*** LISTED RECORDS Section Begins ***

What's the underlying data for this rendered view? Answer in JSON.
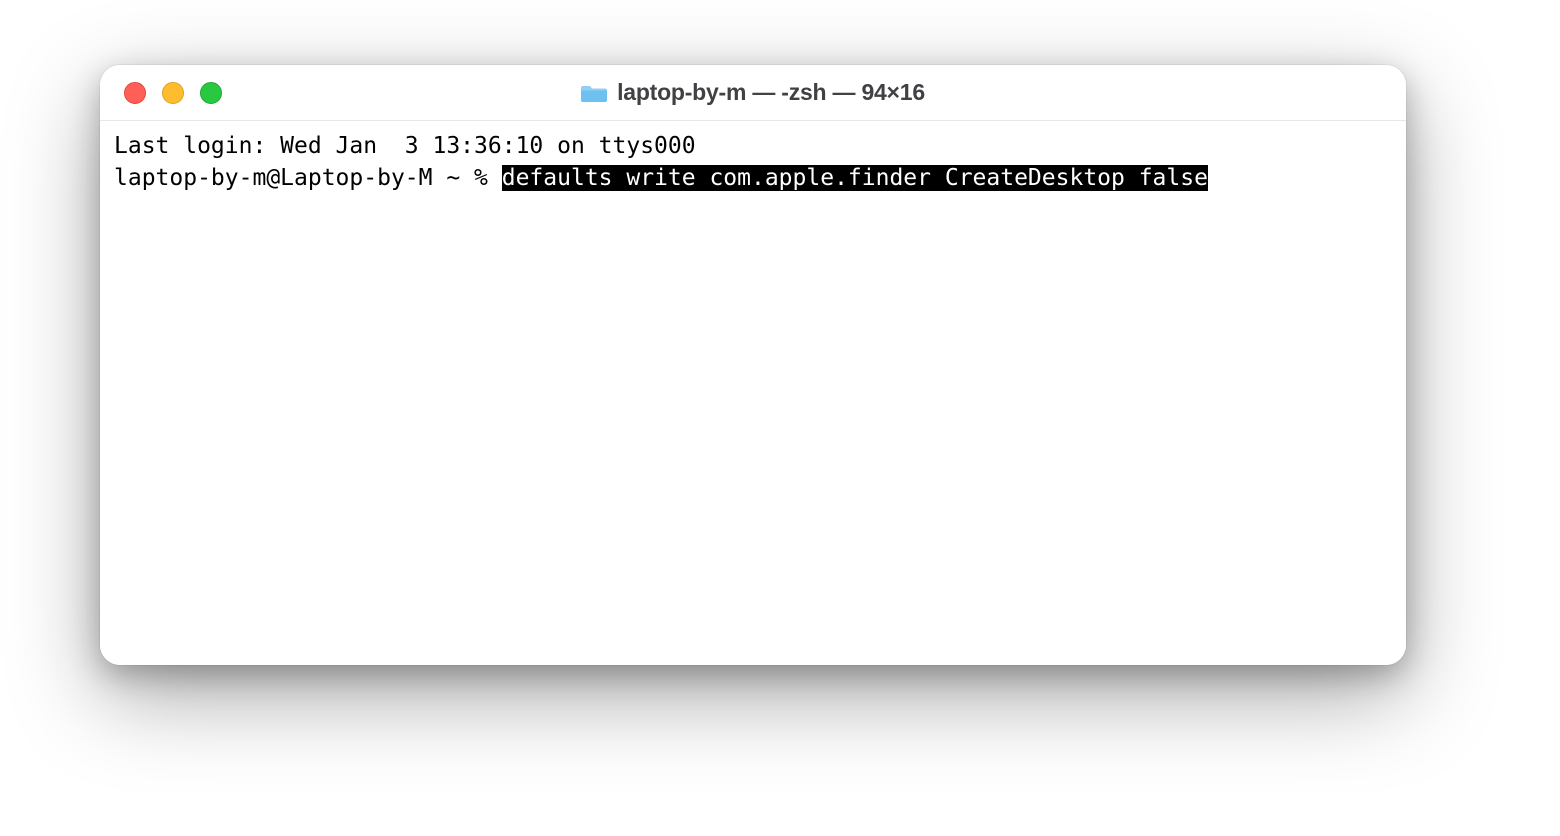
{
  "window": {
    "title": "laptop-by-m — -zsh — 94×16"
  },
  "terminal": {
    "last_login": "Last login: Wed Jan  3 13:36:10 on ttys000",
    "prompt": "laptop-by-m@Laptop-by-M ~ % ",
    "command": "defaults write com.apple.finder CreateDesktop false"
  }
}
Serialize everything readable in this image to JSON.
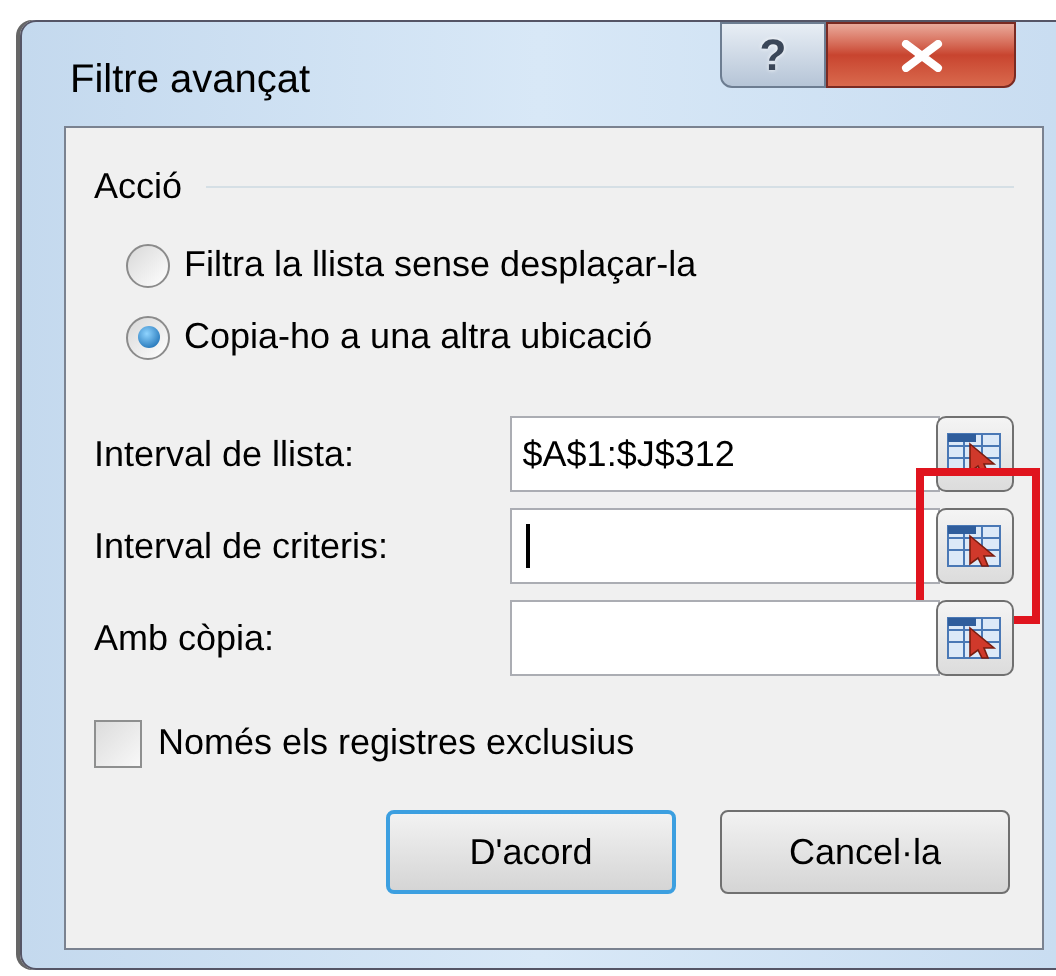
{
  "window": {
    "title": "Filtre avançat",
    "buttons": [
      {
        "kind": "help",
        "label": "?"
      },
      {
        "kind": "close"
      }
    ]
  },
  "action": {
    "label": "Acció",
    "options": [
      {
        "label": "Filtra la llista sense desplaçar-la",
        "selected": false
      },
      {
        "label": "Copia-ho a una altra ubicació",
        "selected": true
      }
    ]
  },
  "ranges": [
    {
      "label": "Interval de llista:",
      "value": "$A$1:$J$312",
      "focused": false,
      "highlighted": false
    },
    {
      "label": "Interval de criteris:",
      "focused": true,
      "highlighted": true
    },
    {
      "label": "Amb còpia:",
      "focused": false,
      "highlighted": false
    }
  ],
  "unique_only": {
    "label": "Només els registres exclusius",
    "checked": false
  },
  "buttons": [
    {
      "label": "D'acord",
      "default": true
    },
    {
      "label": "Cancel·la",
      "default": false
    }
  ]
}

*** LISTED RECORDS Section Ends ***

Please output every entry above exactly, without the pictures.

* **OUTPUT FOR THIS EXERCISE**
What's the underlying data for this rendered view? Answer in JSON.
{
  "window": {
    "title": "laptop-by-m — -zsh — 94×16"
  },
  "terminal": {
    "last_login": "Last login: Wed Jan  3 13:36:10 on ttys000",
    "prompt": "laptop-by-m@Laptop-by-M ~ % ",
    "command": "defaults write com.apple.finder CreateDesktop false"
  }
}
Serialize everything readable in this image to JSON.
{
  "window": {
    "title": "Filtre avançat",
    "buttons": [
      {
        "kind": "help",
        "label": "?"
      },
      {
        "kind": "close"
      }
    ]
  },
  "action": {
    "label": "Acció",
    "options": [
      {
        "label": "Filtra la llista sense desplaçar-la",
        "selected": false
      },
      {
        "label": "Copia-ho a una altra ubicació",
        "selected": true
      }
    ]
  },
  "ranges": [
    {
      "label": "Interval de llista:",
      "value": "$A$1:$J$312",
      "focused": false,
      "highlighted": false
    },
    {
      "label": "Interval de criteris:",
      "focused": true,
      "highlighted": true
    },
    {
      "label": "Amb còpia:",
      "focused": false,
      "highlighted": false
    }
  ],
  "unique_only": {
    "label": "Només els registres exclusius",
    "checked": false
  },
  "buttons": [
    {
      "label": "D'acord",
      "default": true
    },
    {
      "label": "Cancel·la",
      "default": false
    }
  ]
}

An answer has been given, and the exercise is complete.